Life post lockdown

The expectations of remote working

People desire to continue working remotely at least some of the time. A mixture of office-based and home working is expected to become the new normal.

Candidates are actively seeking opportunities for flexible working when job hunting. Companies that fail to communicate expectations of the future with staff may cause employees to assume the worst. Those people are more likely to start looking for flexible working arrangements elsewhere.

Junior Developers may struggle to adapt to an office environment if their experience of employment, to date, has been working remotely. Those people who started their careers during this unprecedented time have no conception of what ordinary working life is like.

Companies are talking about adopting a hybrid approach. This means offering employees the chance to choose between a mixture of office-based and remote working, depending on their personal preference. One concern is whether those who choose to work mainly from home will put themselves at a disadvantage to office-based colleagues. Proximity, it is assumed, facilitates collaboration and affords people the chance to influence others.

Smooth onboarding

Many companies have had to recruit staff during the pandemic. They acknowledged the difficulty in creating an adequate onboarding experience. It is not easy to replicate a physical ‘meet and greet’ introduction or allow new people to absorb the company culture, when working remotely.

Key lessons learnt during the past year include:

Retention and wage pressures

Employers from outside the North of England are targeting local candidates to benefit from the North’s skilled labour at lower wages. Likewise, Northern workers are attracted by comparatively higher Southern salaries, without the requirement to relocate.

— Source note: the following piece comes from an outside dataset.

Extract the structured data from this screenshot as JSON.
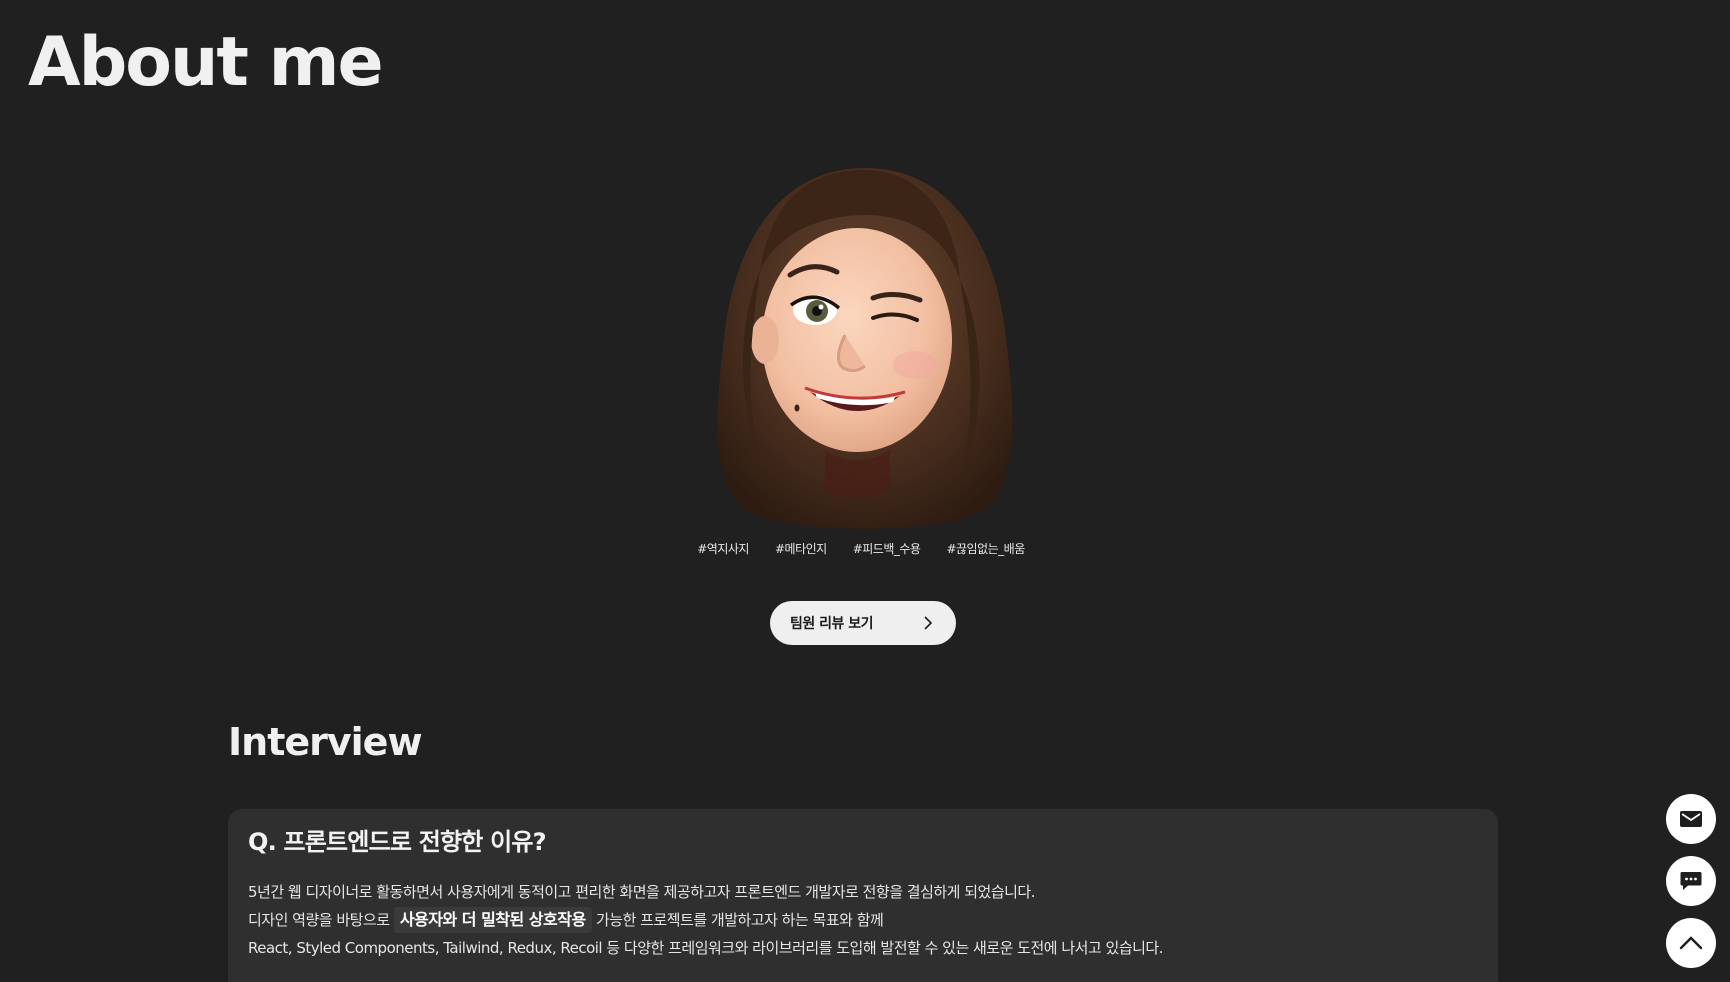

As a result, IT salaries (especially in the North East of England) are increasing – driven by London firms seeking Northern talent. £10k- £15k increases are being offered to (and accepted by) Developers. We see this impact on salaries as leading to a longer-term levelling out across the UK.

Remote working makes it harder for employers to identify employees who may be a "flight risk." Some companies are asking staff outright how satisfied they are and what their plans are for the future.

Generally, retention has been higher during the pandemic/post-Brexit, because of job uncertainty. As the UK unlocks, however, this may change. It has been noted by some employers that the more self-learning opportunities they give their staff, the more likely they are to stay.

Gender diversity in I.T.

IT is mostly populated by males who apply for roles. Employers find that less than 5% of applications from Developers are from female/non-binary people. Companies have an appetite to change this to increase diversity, but need to look not just at the recruitment process but how they promote technology careers to girls at an earlier age. Plus in offering opportunities to change career by moving into technology later in life .   

Slowly there are more women coming into the industry, and even more slowly there are more reaching senior management roles. This re-enforces the need for men to be better champions and better allies for women (and other diversity groups) in technology and not to leave it just to the women.

Businesses wishing to attract non-male applicants should consider the wording used on job adverts. This is to ensure they are not written by males for males. Some employers produce different versions of adverts for the same roles and rotate them.

Companies need to be aware of both conscious and unconscious bias and the barriers these can include. These go beyond gender to race, ethnicity, assumptions about people with disabilities or who are neurodiverse. We know that many companies are seeking ways to attract people from more diverse backgrounds including staff with Asperger’s, Autism, etc.  However, getting the advert right but the culture and language at interview or when new diverse staff join wrong, is not good enough. The language and culture needs to support the women, BAME and disabled staff at work, not just in finding work.